He was singing a bitter song called "Love Sick" as a nubile young model writhed around in her underwear and stiletto heels. Sultry and blank-faced, she looked about as old as my daughter. Was this porno-babe supposed to be Dylan's current obsession? His fantasy? Were we meant to think this was cool and edgy?
The only edge I saw was the distasteful spectacle of a geezer sexually fixated on a girl young enough to be his granddaughter. When the man who wrote "Forever Young" starts leering at jailbait during prime time, the result looks like a recruiting tool for a pedophilia advocacy group.
And what about the great minds behind such advertising campaigns? Teenagers constitute a critical segment of the Victoria's Secret target audience. My daughter spends a considerable amount of money on its products, but I'm the one who finances her purchases. And from a female, not to mention a parental, point of view, this ad was repellent.
Do the geniuses who come up with these ideas really think the sexual fantasies of aging males appeal to women, whether mothers or daughters? Guys, let me give you a clue: Nymphets are not lusting after Bob Dylan these days. Even 60-year-old grandmothers are not lusting after Bob Dylan these days.
My daughter's counterculture history lesson notwithstanding, she'll now retain the Victoria's Secret commercial as her most indelible memory of an artist who once had a profound effect on American culture. All over the country, crestfallen baby boomers are watching this ad campaign and wondering, "Why did he do it?"
After being a world-famous star for 40 years, could he possibly be broke? Who cares? He did it for the same reason that fabulously rich movie stars who earn $20 million a picture can still be seduced into making jeans ads in Japan: It's the money, stupid.

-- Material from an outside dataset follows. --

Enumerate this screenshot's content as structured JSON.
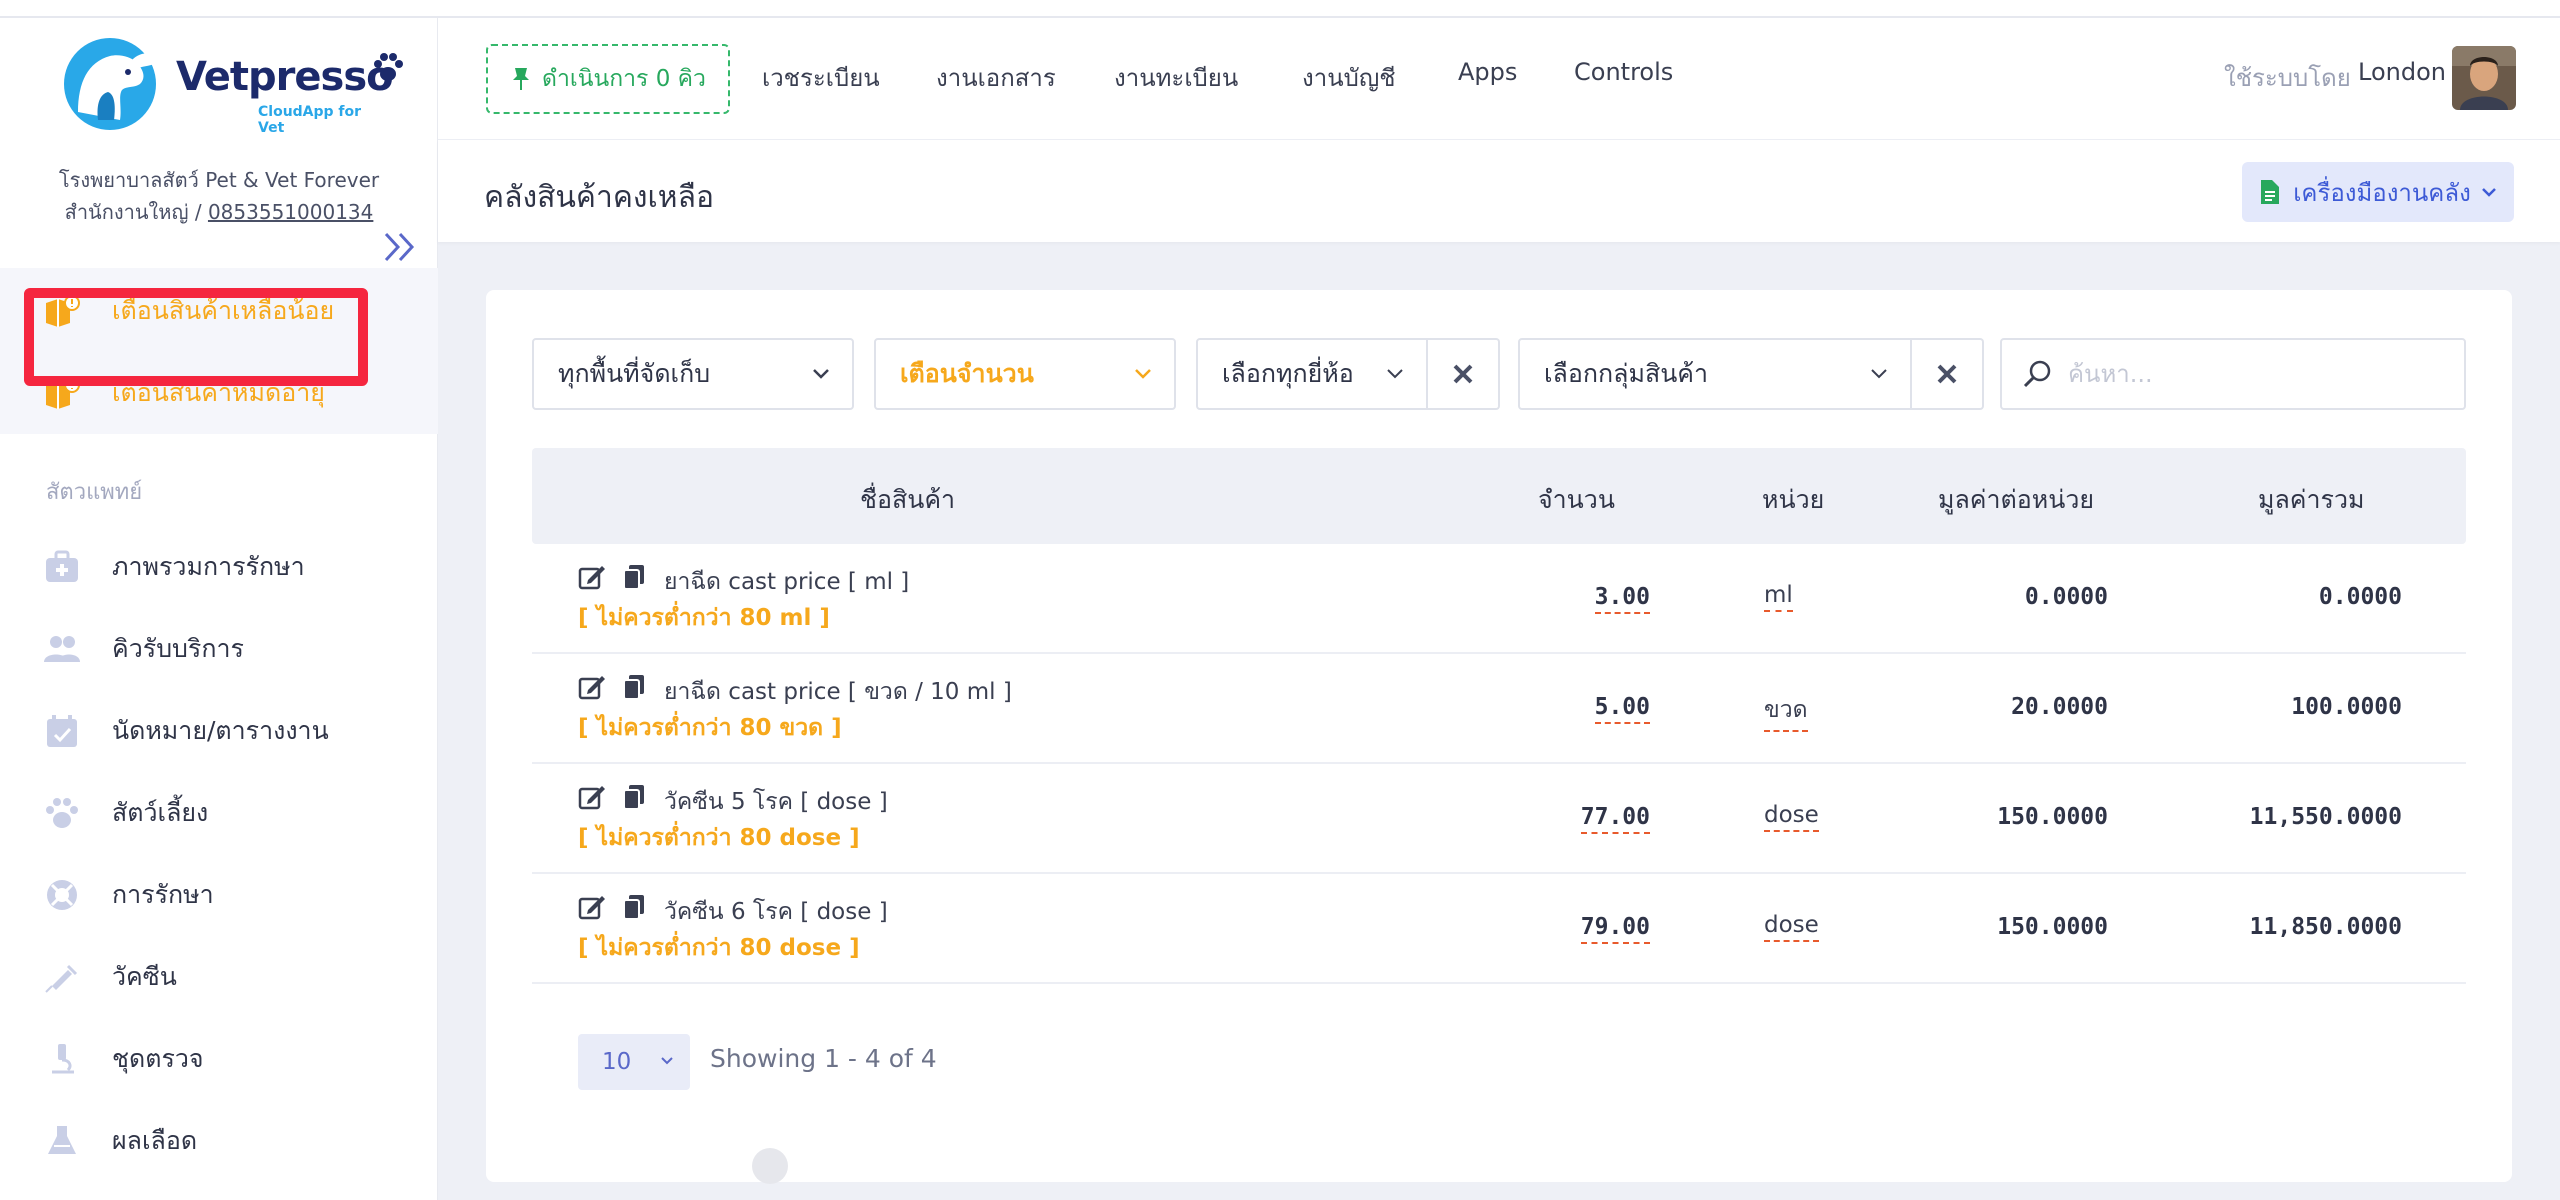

Or maybe we should view it as the kinky product of a longstanding fetish rather than simply as a spasm of greed. Nearly 40 years ago, when asked if there was anything that might tempt him to sell out, Dylan reportedly replied, "Ladies' undergarments." But even that theory doesn't hold up - he sold "The Times They Are A-Changin' " for a Bank of Montreal ad eight years ago. No exculpatory pathology there, aside from garden-variety avarice.
I suppose even Dylan has the right to pad his retirement account, but it's hard to defend his status as an enduring icon of moral outrage and political integrity when he's shilling for bras and panties.
As I scan each day's front-page pictures of fire and destruction in Iraq, it's equally depressing to consider the current scene. After all, it's not as if the torch has been passed to the younger set. Today's musical superstars seem more interested in hawking their clothing lines and name-brand perfumes than in any meaningful form of political action. Far from protesting the status quo, they're the foremost exemplars of how to exploit it to the max.
Can we be surprised that an old guy is cashing in too? These days it's all about merchandising.
Now, there's a legacy to pass on to the next generation.
• Leslie Bennetts is a contributing editor at Vanity Fair. This commentary originally appeared in The Los Angeles Times. ©2004 The Los Angeles Times.